As you probably know Siri is accessible through the lockscreen, which leaves hackers with a small window into your phone even if the front door is locked. The flaw was first discovered in iOS 6 by a 37-year-old-Spanish soldier named Jose Rodriguez who posted a YouTube clip of him bypassing the lockscreen to post on Facebook, view notes and access the phone’s call history. The video garnered a lot of attention, and by the time iOS 7 was released, a whole new wave of exploits were found that added up to one, simple conclusion: Siri just isn’t a very good gatekeeper. The good news is that these unwanted intrusions mostly fell under the category of prankster behavior. Unlike with a mobile wallet security breach, your private information still remained protected as long as your lockscreen had a passcode. Still, users have questions as to why Apple would have a default setting that allowed for this kind of incident — one that is still present in the latest update. For now, the burden of protection is on us. The only way to keep someone from accessing your personal information through Siri is to head to “Settings” and disable her lockscreen functionality. It’s a minor inconvenience that might save you some embarrassment down the road.
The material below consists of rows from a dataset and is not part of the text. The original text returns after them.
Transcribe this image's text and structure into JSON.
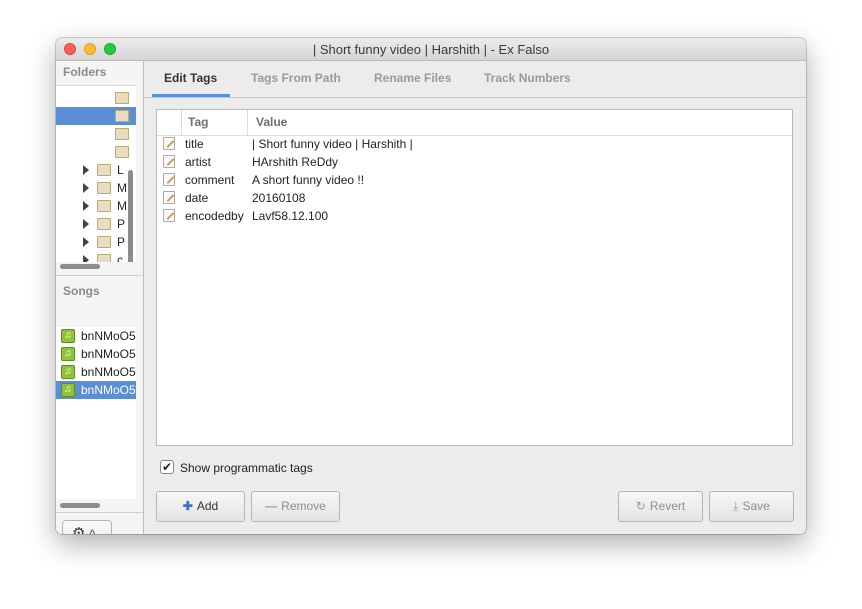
{
  "window": {
    "title": "| Short funny video | Harshith | - Ex Falso"
  },
  "folders": {
    "header": "Folders",
    "items": [
      {
        "label": "",
        "expandable": false,
        "selected": false
      },
      {
        "label": "",
        "expandable": false,
        "selected": true
      },
      {
        "label": "",
        "expandable": false,
        "selected": false
      },
      {
        "label": "",
        "expandable": false,
        "selected": false
      },
      {
        "label": "L",
        "expandable": true,
        "selected": false
      },
      {
        "label": "M",
        "expandable": true,
        "selected": false
      },
      {
        "label": "M",
        "expandable": true,
        "selected": false
      },
      {
        "label": "P",
        "expandable": true,
        "selected": false
      },
      {
        "label": "P",
        "expandable": true,
        "selected": false
      },
      {
        "label": "c",
        "expandable": true,
        "selected": false
      }
    ]
  },
  "songs": {
    "header": "Songs",
    "items": [
      {
        "label": "bnNMoO5",
        "selected": false
      },
      {
        "label": "bnNMoO5",
        "selected": false
      },
      {
        "label": "bnNMoO5",
        "selected": false
      },
      {
        "label": "bnNMoO5",
        "selected": true
      }
    ]
  },
  "bottom_left": {
    "gear_icon": "gear-icon",
    "more_label": "..."
  },
  "tabs": [
    {
      "label": "Edit Tags",
      "active": true
    },
    {
      "label": "Tags From Path",
      "active": false
    },
    {
      "label": "Rename Files",
      "active": false
    },
    {
      "label": "Track Numbers",
      "active": false
    }
  ],
  "tag_table": {
    "columns": [
      "Tag",
      "Value"
    ],
    "rows": [
      {
        "tag": "title",
        "value": "| Short funny video | Harshith |"
      },
      {
        "tag": "artist",
        "value": "HArshith ReDdy"
      },
      {
        "tag": "comment",
        "value": "A short funny video !!"
      },
      {
        "tag": "date",
        "value": "20160108"
      },
      {
        "tag": "encodedby",
        "value": "Lavf58.12.100"
      }
    ]
  },
  "show_programmatic": {
    "label": "Show programmatic tags",
    "checked": true
  },
  "buttons": {
    "add": "Add",
    "remove": "Remove",
    "revert": "Revert",
    "save": "Save"
  },
  "colors": {
    "selection": "#5b8fd5",
    "tab_active_underline": "#5b8fd5"
  }
}
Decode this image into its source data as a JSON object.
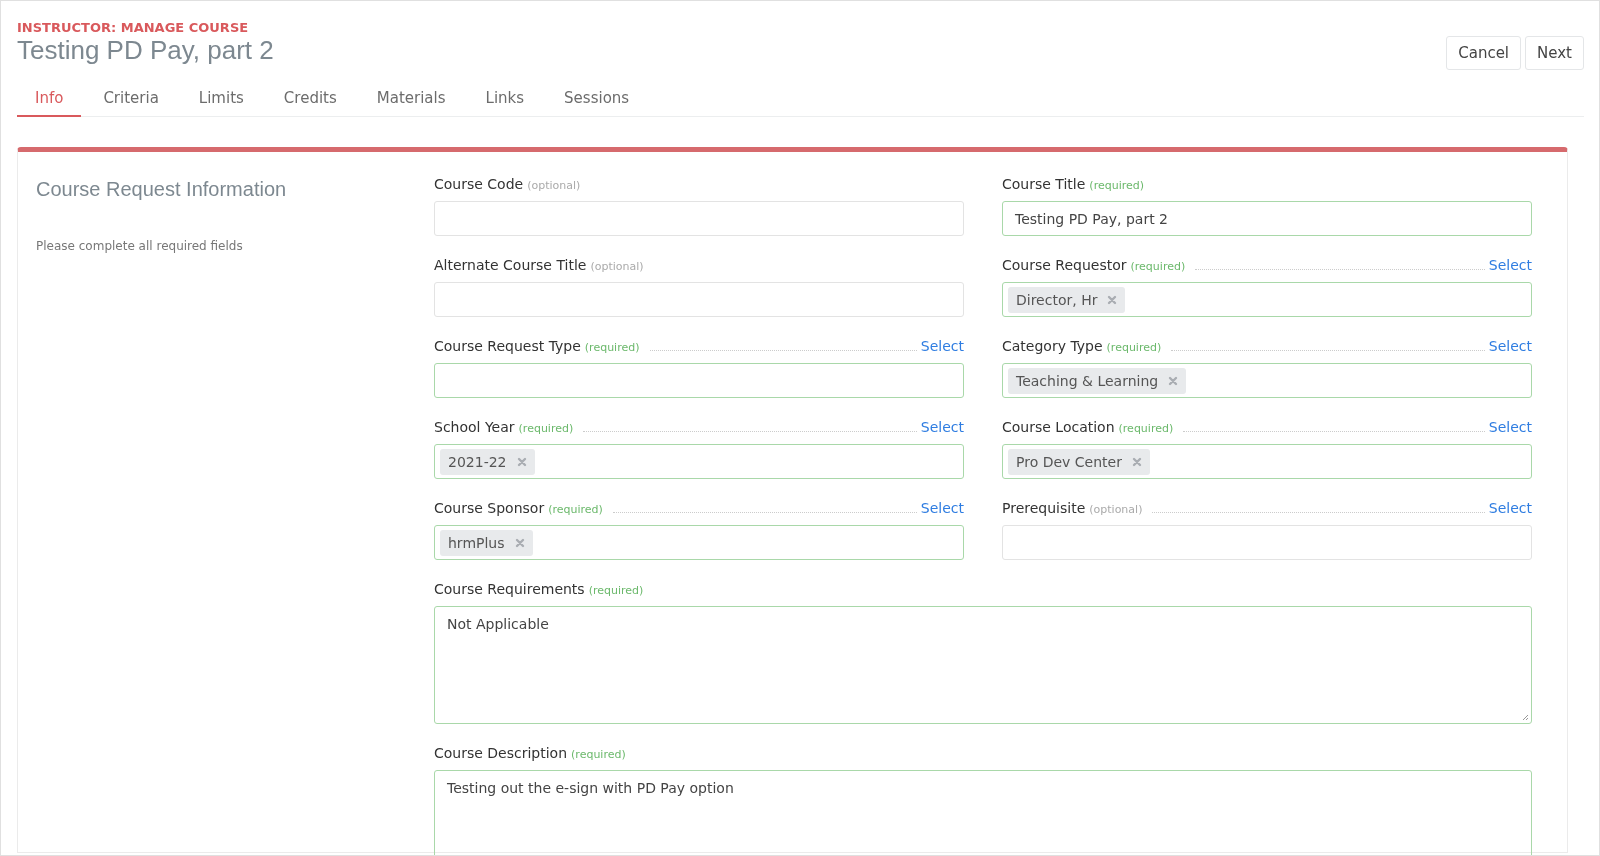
{
  "header": {
    "eyebrow": "INSTRUCTOR: MANAGE COURSE",
    "title": "Testing PD Pay, part 2"
  },
  "buttons": [
    "Cancel",
    "Next"
  ],
  "tabs": [
    {
      "label": "Info",
      "selected": true
    },
    {
      "label": "Criteria",
      "selected": false
    },
    {
      "label": "Limits",
      "selected": false
    },
    {
      "label": "Credits",
      "selected": false
    },
    {
      "label": "Materials",
      "selected": false
    },
    {
      "label": "Links",
      "selected": false
    },
    {
      "label": "Sessions",
      "selected": false
    }
  ],
  "section": {
    "title": "Course Request Information",
    "hint": "Please complete all required fields"
  },
  "fields": [
    {
      "kind": "text",
      "label": "Course Code",
      "note": "(optional)",
      "required": false
    },
    {
      "kind": "text",
      "label": "Course Title",
      "note": "(required)",
      "required": true,
      "value": "Testing PD Pay, part 2"
    },
    {
      "kind": "text",
      "label": "Alternate Course Title",
      "note": "(optional)",
      "required": false
    },
    {
      "kind": "tags",
      "label": "Course Requestor",
      "note": "(required)",
      "required": true,
      "select": "Select",
      "tags": [
        "Director, Hr"
      ]
    },
    {
      "kind": "tags",
      "label": "Course Request Type",
      "note": "(required)",
      "required": true,
      "select": "Select"
    },
    {
      "kind": "tags",
      "label": "Category Type",
      "note": "(required)",
      "required": true,
      "select": "Select",
      "tags": [
        "Teaching & Learning"
      ]
    },
    {
      "kind": "tags",
      "label": "School Year",
      "note": "(required)",
      "required": true,
      "select": "Select",
      "tags": [
        "2021-22"
      ]
    },
    {
      "kind": "tags",
      "label": "Course Location",
      "note": "(required)",
      "required": true,
      "select": "Select",
      "tags": [
        "Pro Dev Center"
      ]
    },
    {
      "kind": "tags",
      "label": "Course Sponsor",
      "note": "(required)",
      "required": true,
      "select": "Select",
      "tags": [
        "hrmPlus"
      ]
    },
    {
      "kind": "tags",
      "label": "Prerequisite",
      "note": "(optional)",
      "required": false,
      "select": "Select"
    },
    {
      "kind": "textarea",
      "label": "Course Requirements",
      "note": "(required)",
      "required": true,
      "value": "Not Applicable",
      "resizable": true
    },
    {
      "kind": "textarea",
      "label": "Course Description",
      "note": "(required)",
      "required": true,
      "value": "Testing out the e-sign with PD Pay option"
    }
  ]
}
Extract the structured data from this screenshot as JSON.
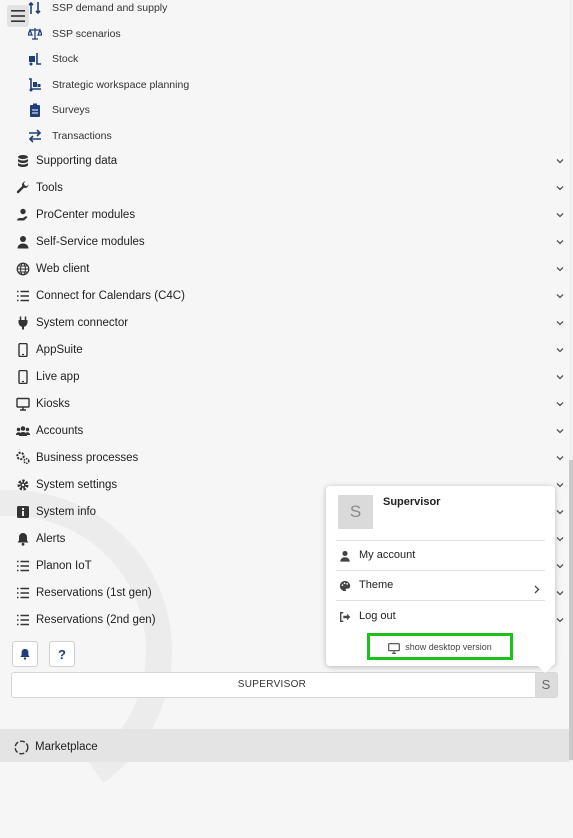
{
  "sub_items": [
    {
      "label": "SSP demand and supply",
      "icon": "sort-arrows-icon"
    },
    {
      "label": "SSP scenarios",
      "icon": "balance-scale-icon"
    },
    {
      "label": "Stock",
      "icon": "forklift-icon"
    },
    {
      "label": "Strategic workspace planning",
      "icon": "dolly-icon"
    },
    {
      "label": "Surveys",
      "icon": "clipboard-icon"
    },
    {
      "label": "Transactions",
      "icon": "exchange-icon"
    }
  ],
  "nav_items": [
    {
      "label": "Supporting data",
      "icon": "database-icon"
    },
    {
      "label": "Tools",
      "icon": "wrench-icon"
    },
    {
      "label": "ProCenter modules",
      "icon": "user-hand-icon"
    },
    {
      "label": "Self-Service modules",
      "icon": "user-icon"
    },
    {
      "label": "Web client",
      "icon": "globe-icon"
    },
    {
      "label": "Connect for Calendars (C4C)",
      "icon": "list-icon"
    },
    {
      "label": "System connector",
      "icon": "plug-icon"
    },
    {
      "label": "AppSuite",
      "icon": "mobile-icon"
    },
    {
      "label": "Live app",
      "icon": "mobile-icon"
    },
    {
      "label": "Kiosks",
      "icon": "desktop-icon"
    },
    {
      "label": "Accounts",
      "icon": "users-icon"
    },
    {
      "label": "Business processes",
      "icon": "cogs-icon"
    },
    {
      "label": "System settings",
      "icon": "gear-icon"
    },
    {
      "label": "System info",
      "icon": "info-icon"
    },
    {
      "label": "Alerts",
      "icon": "bell-icon"
    },
    {
      "label": "Planon IoT",
      "icon": "list-icon"
    },
    {
      "label": "Reservations (1st gen)",
      "icon": "list-icon"
    },
    {
      "label": "Reservations (2nd gen)",
      "icon": "list-icon"
    }
  ],
  "help_label": "?",
  "user_bar": {
    "name": "SUPERVISOR",
    "initial": "S"
  },
  "footer": {
    "label": "Marketplace"
  },
  "popup": {
    "initial": "S",
    "name": "Supervisor",
    "my_account": "My account",
    "theme": "Theme",
    "log_out": "Log out",
    "desktop_version": "show desktop version"
  },
  "colors": {
    "accent": "#1f3f7a",
    "highlight": "#19c119"
  }
}
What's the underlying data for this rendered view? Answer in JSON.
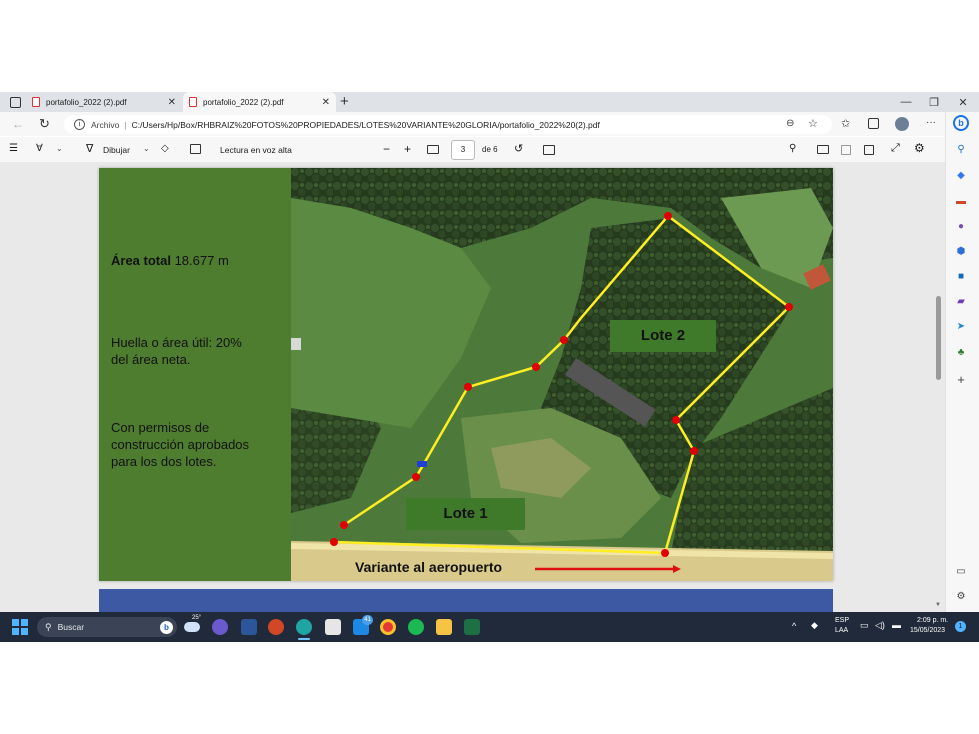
{
  "browser": {
    "tabs": [
      {
        "title": "portafolio_2022 (2).pdf",
        "close": "✕"
      },
      {
        "title": "portafolio_2022 (2).pdf",
        "close": "✕"
      }
    ],
    "new_tab": "+",
    "window_controls": {
      "minimize": "—",
      "restore": "❐",
      "close": "✕"
    },
    "address": {
      "scheme_label": "Archivo",
      "separator": "|",
      "url": "C:/Users/Hp/Box/RHBRAIZ%20FOTOS%20PROPIEDADES/LOTES%20VARIANTE%20GLORIA/portafolio_2022%20(2).pdf"
    },
    "more": "···"
  },
  "pdf_toolbar": {
    "draw_label": "Dibujar",
    "read_aloud_label": "Lectura en voz alta",
    "zoom_out": "−",
    "zoom_in": "+",
    "page_current": "3",
    "page_total": "de 6"
  },
  "slide": {
    "area_total_bold": "Área total",
    "area_total_value": " 18.677 m",
    "huella_line1": "Huella o área útil: 20%",
    "huella_line2": "del área neta.",
    "permisos_line1": "Con permisos de",
    "permisos_line2": "construcción aprobados",
    "permisos_line3": "para los dos lotes.",
    "lote1_label": "Lote 1",
    "lote2_label": "Lote 2",
    "road_label": "Variante al aeropuerto"
  },
  "taskbar": {
    "search_label": "Buscar",
    "weather_temp": "25°",
    "chat_badge": "41",
    "lang_line1": "ESP",
    "lang_line2": "LAA",
    "time": "2:09 p. m.",
    "date": "15/05/2023",
    "notif_badge": "1"
  },
  "colors": {
    "slide_green": "#4f7d2f",
    "label_green": "#3f7a2a",
    "boundary_yellow": "#ffee22",
    "marker_red": "#e00000",
    "arrow_red": "#e01010",
    "taskbar_bg": "#202a3a",
    "next_page_blue": "#3e59a4"
  }
}
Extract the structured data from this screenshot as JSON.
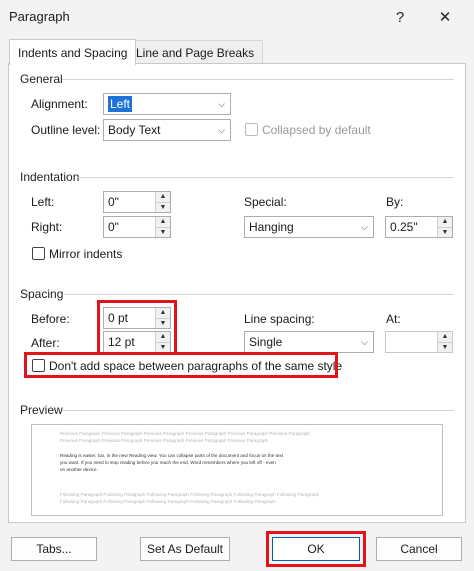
{
  "window": {
    "title": "Paragraph",
    "help_label": "?",
    "close_label": "✕"
  },
  "tabs": [
    {
      "label": "Indents and Spacing",
      "active": true
    },
    {
      "label": "Line and Page Breaks",
      "active": false
    }
  ],
  "general": {
    "heading": "General",
    "alignment_label": "Alignment:",
    "alignment_value": "Left",
    "outline_label": "Outline level:",
    "outline_value": "Body Text",
    "collapsed_label": "Collapsed by default"
  },
  "indentation": {
    "heading": "Indentation",
    "left_label": "Left:",
    "left_value": "0\"",
    "right_label": "Right:",
    "right_value": "0\"",
    "special_label": "Special:",
    "special_value": "Hanging",
    "by_label": "By:",
    "by_value": "0.25\"",
    "mirror_label": "Mirror indents"
  },
  "spacing": {
    "heading": "Spacing",
    "before_label": "Before:",
    "before_value": "0 pt",
    "after_label": "After:",
    "after_value": "12 pt",
    "line_spacing_label": "Line spacing:",
    "line_spacing_value": "Single",
    "at_label": "At:",
    "at_value": "",
    "dont_add_label": "Don't add space between paragraphs of the same style"
  },
  "preview": {
    "heading": "Preview",
    "prev_line1": "Previous Paragraph Previous Paragraph Previous Paragraph Previous Paragraph Previous Paragraph Previous Paragraph",
    "prev_line2": "Previous Paragraph Previous Paragraph Previous Paragraph Previous Paragraph Previous Paragraph",
    "main_line1": "Reading is easier, too, in the new Reading view. You can collapse parts of the document and focus on the text",
    "main_line2": "you want. If you need to stop reading before you reach the end, Word remembers where you left off - even",
    "main_line3": "on another device.",
    "follow_line1": "Following Paragraph Following Paragraph Following Paragraph Following Paragraph Following Paragraph Following Paragraph",
    "follow_line2": "Following Paragraph Following Paragraph Following Paragraph Following Paragraph Following Paragraph"
  },
  "buttons": {
    "tabs_label": "Tabs...",
    "default_label": "Set As Default",
    "ok_label": "OK",
    "cancel_label": "Cancel"
  },
  "colors": {
    "highlight": "#e3131b",
    "selection": "#1e73d6"
  },
  "icons": {
    "combo_arrow": "chevron-down-icon",
    "spin_up": "caret-up-icon",
    "spin_down": "caret-down-icon"
  }
}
The latest voice-recognition security fumble affects both Siri and her Android counterpart, Google Now. As Wired reports, it was discovered by a research team at ANSSI, an agency that handles information security for the French government. It’s almost too clever to be true. They discovered that hackers could potentially trigger voice commands from up to 16 feet away as long a microphone-enabled pair of headphones was attached to the device. The hack uses the headphone cord as an antenna to transmit electromagnetic waves that are understood by Siri to be voice commands. If the phone’s owner leaves it unlocked and unattended, a hacker could remotely dial their own number and use the phone as an eavesdropping device. They could even manipulate the browser or email application to download and send malware or spam, or phish for personal data. In a crowded location like a stadium or airport, this exploit has the potential to affect several users with one attack. Although it hasn’t been remedied with a software update from either Apple or Google, you can take steps to protect your phone in the meantime. Never leave headphones plugged into your phone when you aren’t using it, and disable voice recognition services when the phone is locked.